2. Quality matters

What you present to someone is directly related to how it will be received. In retrospect, given the poor quality of the 2,300 school lunches I consumed for 13 years of my life, it’s not surprising that I remember almost none of what I ate. (And not trivially, I wonder if questionable nutrition was part of why I struggled so much in school.) In contrast, Revolution Foods takes the aforementioned inspiration from kids to create chef-crafted healthy meals made from high quality, all natural ingredients that are free from artificial ingredients, colors, flavors, or sweeteners and no high fructose corn syrup.

  My school lunches looked nothing like this. Image credit: Revolution Foods

My school lunches looked nothing like this. Image credit: Revolution Foods

3. Access matters

Man, I think a lot about access. My family was low-income growing up and I live in a city that is extremely diverse socioeconomically. One thing that is super exciting about Revolution Foods is that they have expanded to schools in Boston! Since becoming the healthy school meals provider for Boston Public Schools and select charter schools in Fall 2017, Revolution Foods has served 5.3 million meals to students in Boston area. Also important to note: this is not a “for wealthy schools only” situation. Revolution Foods operates within a school system’s budget so the school does not lose money through the meal program.

  Image credit Rose Hodges Photography

Image credit Rose Hodges Photography

4. What you do now impacts you later

Food is such a tangled web for so many people and no doubt, I have spent a lot of years untangling some seriously bad childhood food habits to get where I am today. Revolution Foods understands that proper nutrition is essential to help kids lead successful lives and help them fulfill their academic potential. They know that healthy habits must start both at home and at school and work to tackle half of that equation.

So those are four pretty major things related to their mission, but there are three other awesome things Revolution Foods is doing in Massachusetts specifically that warrant mention:

They cater to diverse preferences

Just a couple of weeks ago I was at a diversity summit at my undergraduate university and one thing we talked about was food, and how challenging it is as a person of color to not see the foods you know and enjoy represented in a predominately white school setting. I mentioned the kid tasting/voting process in #1 above. In Boston schools this has led Revolution Foods to introduce menu items that reflect the diversity of the area's students and families; for example, bean and cheese pupusas, sweet potato-crusted fish sandwiches, chicken drumsticks with rice and collard greens, and more. YUM.

They understand the power of collaboration instead of competition

Just the other day on Instagram I dropped a comment on a post where I said something like, “YES TO COLLABORATION INSTEAD OF COMPETITION!” Partnerships are so important to grow in meaningful ways so I love that for their work in Boston, Revolution Foods has partnered with local organizations, including Food Corps, CommonWealth Kitchen, and Cooking Matters, to implement nutrition education programs, monthly vegetable tastings, and cooking workshops for students and families.

They continue to look forward

Finally, it takes so much to build a program like this, yet Revolution Foods clearly continues to look forward.

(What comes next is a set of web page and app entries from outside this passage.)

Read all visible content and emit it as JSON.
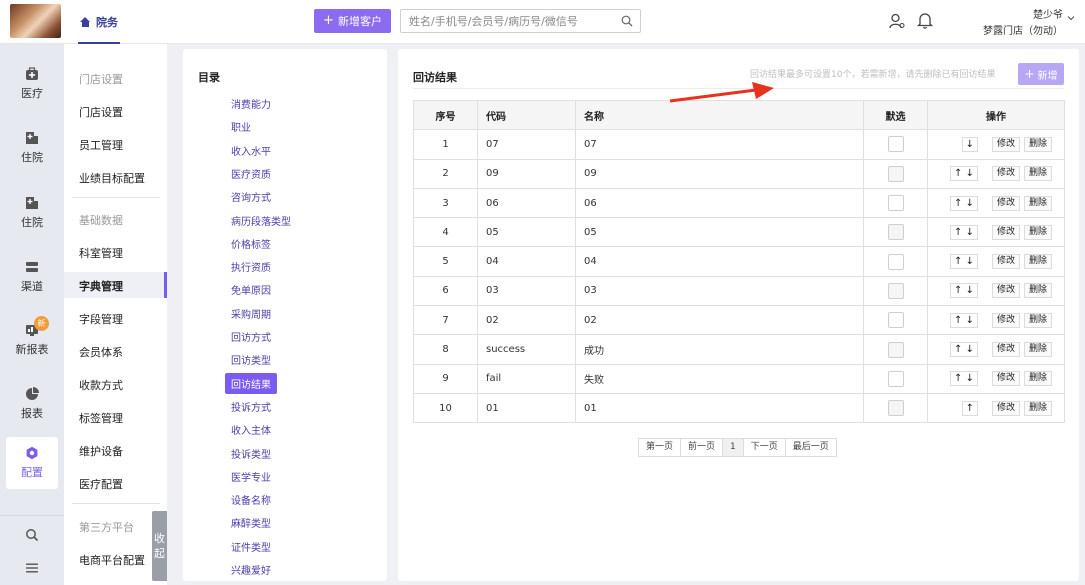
{
  "header": {
    "home_tab": "院务",
    "add_customer": "新增客户",
    "search_placeholder": "姓名/手机号/会员号/病历号/微信号",
    "user_name": "楚少爷",
    "store_name": "梦露门店（勿动）"
  },
  "nav": [
    {
      "label": "医疗",
      "icon": "medical-kit-icon"
    },
    {
      "label": "住院",
      "icon": "hospital-icon"
    },
    {
      "label": "住院",
      "icon": "hospital-icon"
    },
    {
      "label": "渠道",
      "icon": "channel-icon"
    },
    {
      "label": "新报表",
      "icon": "report-icon",
      "badge": "新"
    },
    {
      "label": "报表",
      "icon": "pie-chart-icon"
    },
    {
      "label": "配置",
      "icon": "gear-icon",
      "active": true
    },
    {
      "label": "",
      "icon": "search-icon"
    },
    {
      "label": "",
      "icon": "menu-icon"
    }
  ],
  "submenu": {
    "items": [
      "门店设置",
      "门店设置",
      "员工管理",
      "业绩目标配置",
      "基础数据",
      "科室管理",
      "字典管理",
      "字段管理",
      "会员体系",
      "收款方式",
      "标签管理",
      "维护设备",
      "医疗配置",
      "第三方平台",
      "电商平台配置"
    ],
    "collapse": [
      "收",
      "起"
    ]
  },
  "directory": {
    "title": "目录",
    "items": [
      "消费能力",
      "职业",
      "收入水平",
      "医疗资质",
      "咨询方式",
      "病历段落类型",
      "价格标签",
      "执行资质",
      "免单原因",
      "采购周期",
      "回访方式",
      "回访类型",
      "回访结果",
      "投诉方式",
      "收入主体",
      "投诉类型",
      "医学专业",
      "设备名称",
      "麻醉类型",
      "证件类型",
      "兴趣爱好"
    ],
    "active_index": 12
  },
  "results": {
    "title": "回访结果",
    "hint": "回访结果最多可设置10个，若需新增，请先删除已有回访结果",
    "add_label": "新增",
    "columns": [
      "序号",
      "代码",
      "名称",
      "默选",
      "操作"
    ],
    "rows": [
      {
        "no": "1",
        "code": "07",
        "name": "07",
        "arrows": "↓",
        "disabled": false
      },
      {
        "no": "2",
        "code": "09",
        "name": "09",
        "arrows": "↑ ↓",
        "disabled": true
      },
      {
        "no": "3",
        "code": "06",
        "name": "06",
        "arrows": "↑ ↓",
        "disabled": false
      },
      {
        "no": "4",
        "code": "05",
        "name": "05",
        "arrows": "↑ ↓",
        "disabled": true
      },
      {
        "no": "5",
        "code": "04",
        "name": "04",
        "arrows": "↑ ↓",
        "disabled": false
      },
      {
        "no": "6",
        "code": "03",
        "name": "03",
        "arrows": "↑ ↓",
        "disabled": true
      },
      {
        "no": "7",
        "code": "02",
        "name": "02",
        "arrows": "↑ ↓",
        "disabled": false
      },
      {
        "no": "8",
        "code": "success",
        "name": "成功",
        "arrows": "↑ ↓",
        "disabled": true
      },
      {
        "no": "9",
        "code": "fail",
        "name": "失败",
        "arrows": "↑ ↓",
        "disabled": false
      },
      {
        "no": "10",
        "code": "01",
        "name": "01",
        "arrows": "↑",
        "disabled": true
      }
    ],
    "edit_label": "修改",
    "delete_label": "删除",
    "pager": [
      "第一页",
      "前一页",
      "1",
      "下一页",
      "最后一页"
    ]
  },
  "colors": {
    "accent": "#7b5cf0",
    "primary_button": "#8b6cf0",
    "annotation_arrow": "#e8321e"
  }
}
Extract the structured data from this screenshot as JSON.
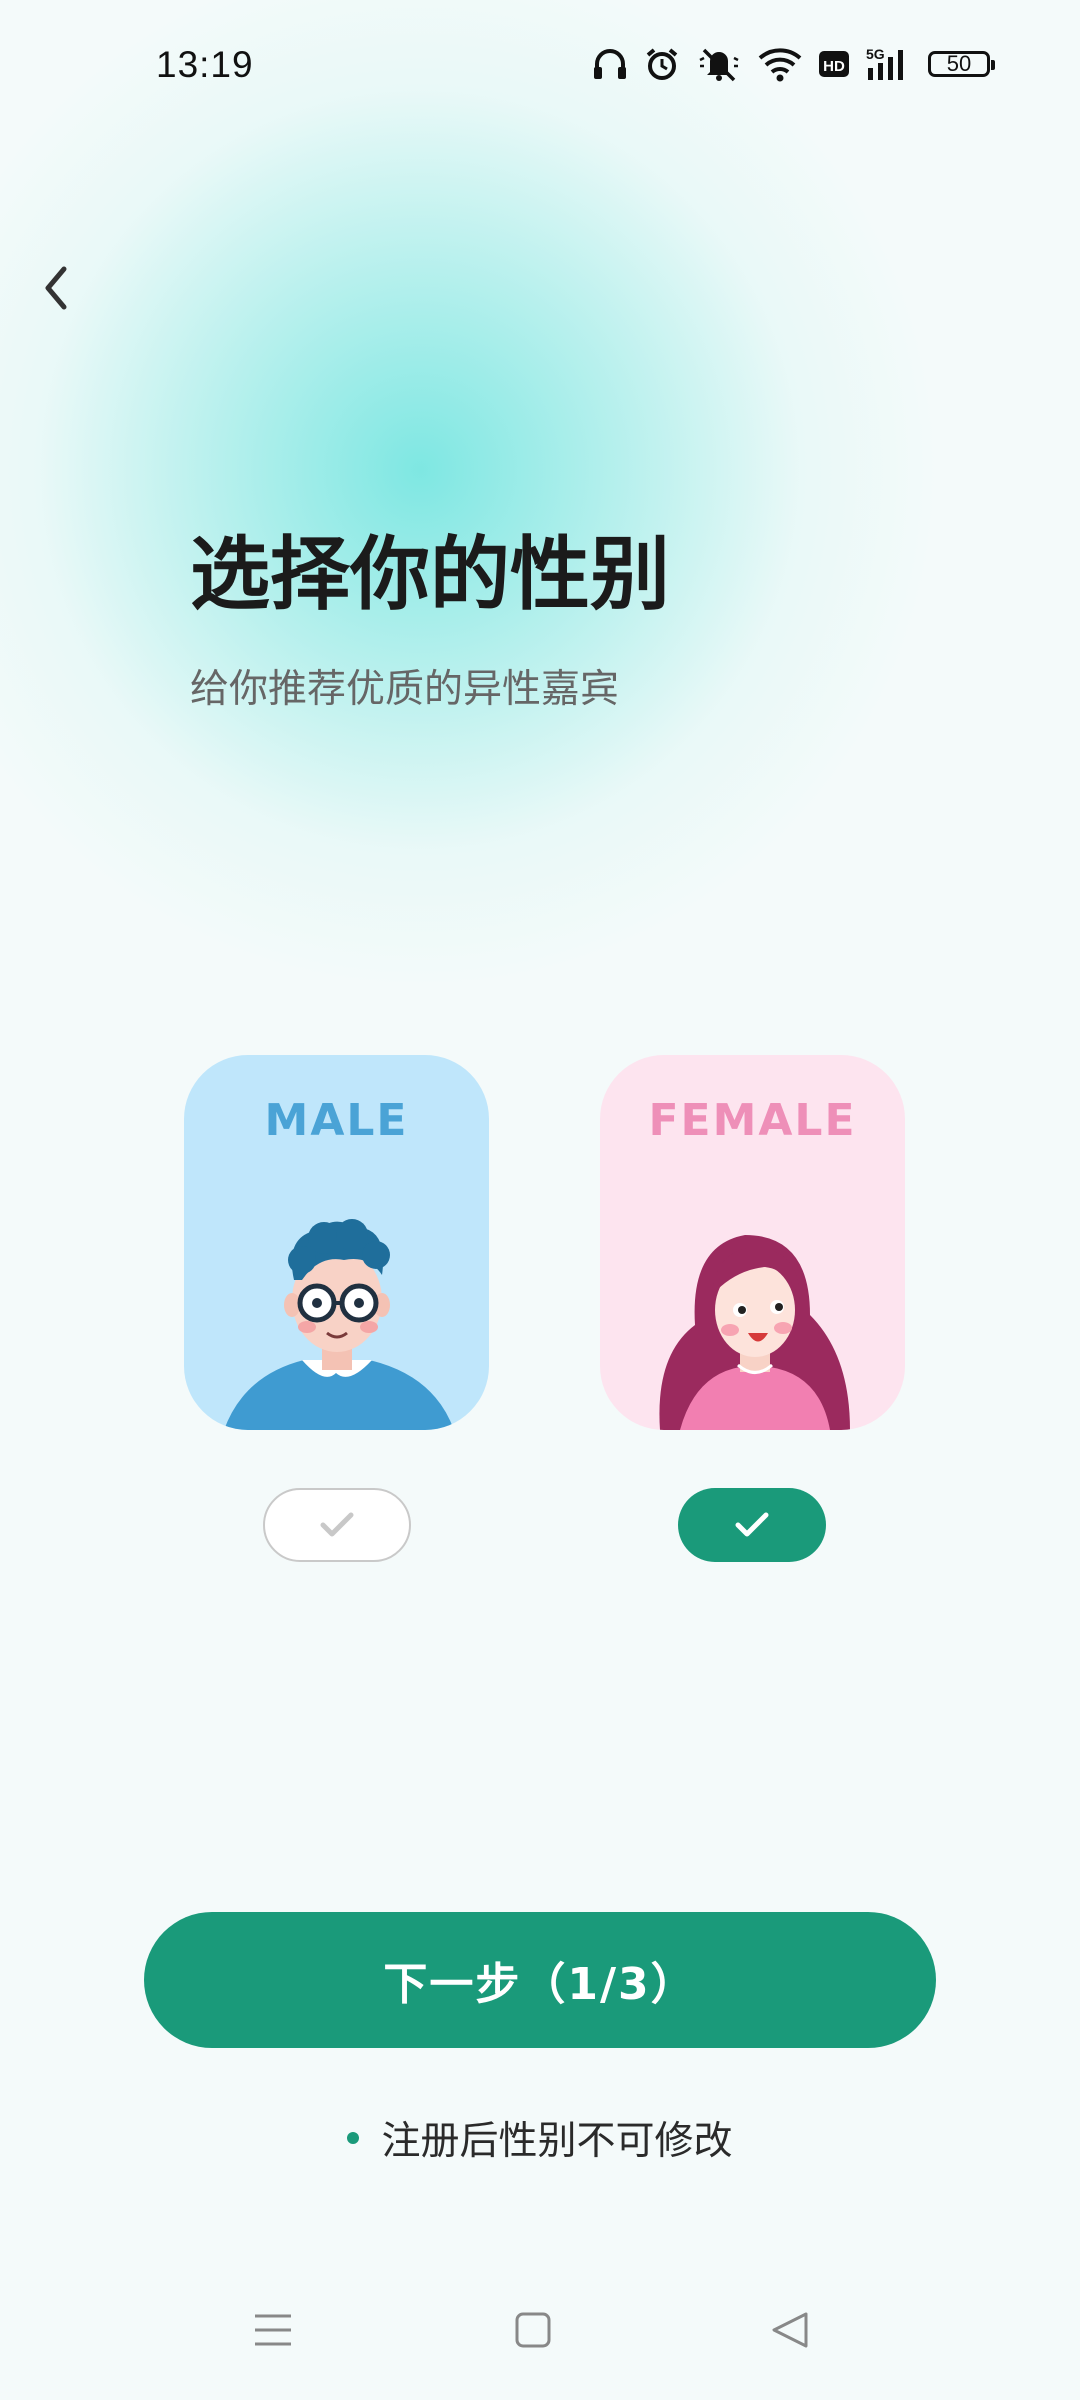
{
  "status_bar": {
    "time": "13:19",
    "battery": "50",
    "icons": [
      "headphones-icon",
      "alarm-icon",
      "mute-icon",
      "wifi-icon",
      "hd-icon",
      "5g-signal-icon",
      "battery-icon"
    ]
  },
  "header": {
    "back_icon": "chevron-left-icon"
  },
  "main": {
    "title": "选择你的性别",
    "subtitle": "给你推荐优质的异性嘉宾"
  },
  "options": [
    {
      "label": "MALE",
      "selected": false
    },
    {
      "label": "FEMALE",
      "selected": true
    }
  ],
  "next_button": {
    "label": "下一步（1/3）"
  },
  "notice": {
    "text": "注册后性别不可修改"
  },
  "nav_bar": {
    "icons": [
      "menu-icon",
      "home-icon",
      "back-icon"
    ]
  },
  "colors": {
    "accent": "#1a9a7a",
    "male_card": "#bfe6fb",
    "female_card": "#fde4ef"
  }
}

In the Boston area, they recently opened a new facility to help serve an even larger set of schools and also enable a wider selection of fresh local and regional produce, high quality proteins, and rBST-free dairy products in school meals.

Are you intrigued to learn more? Are you wondering how to get Revolution Foods into your school? Here’s a list of the locations they currently serve and how to inquire about expansion to your location.

 Original image credit: Revolution Foods

Original image credit: Revolution Foods

Disclosure: This post reflects a compensated editorial partnership with Revolution Foods. All thoughts about mission statements, company philosophies, and my questionable childhood nutrition are, of course, my own.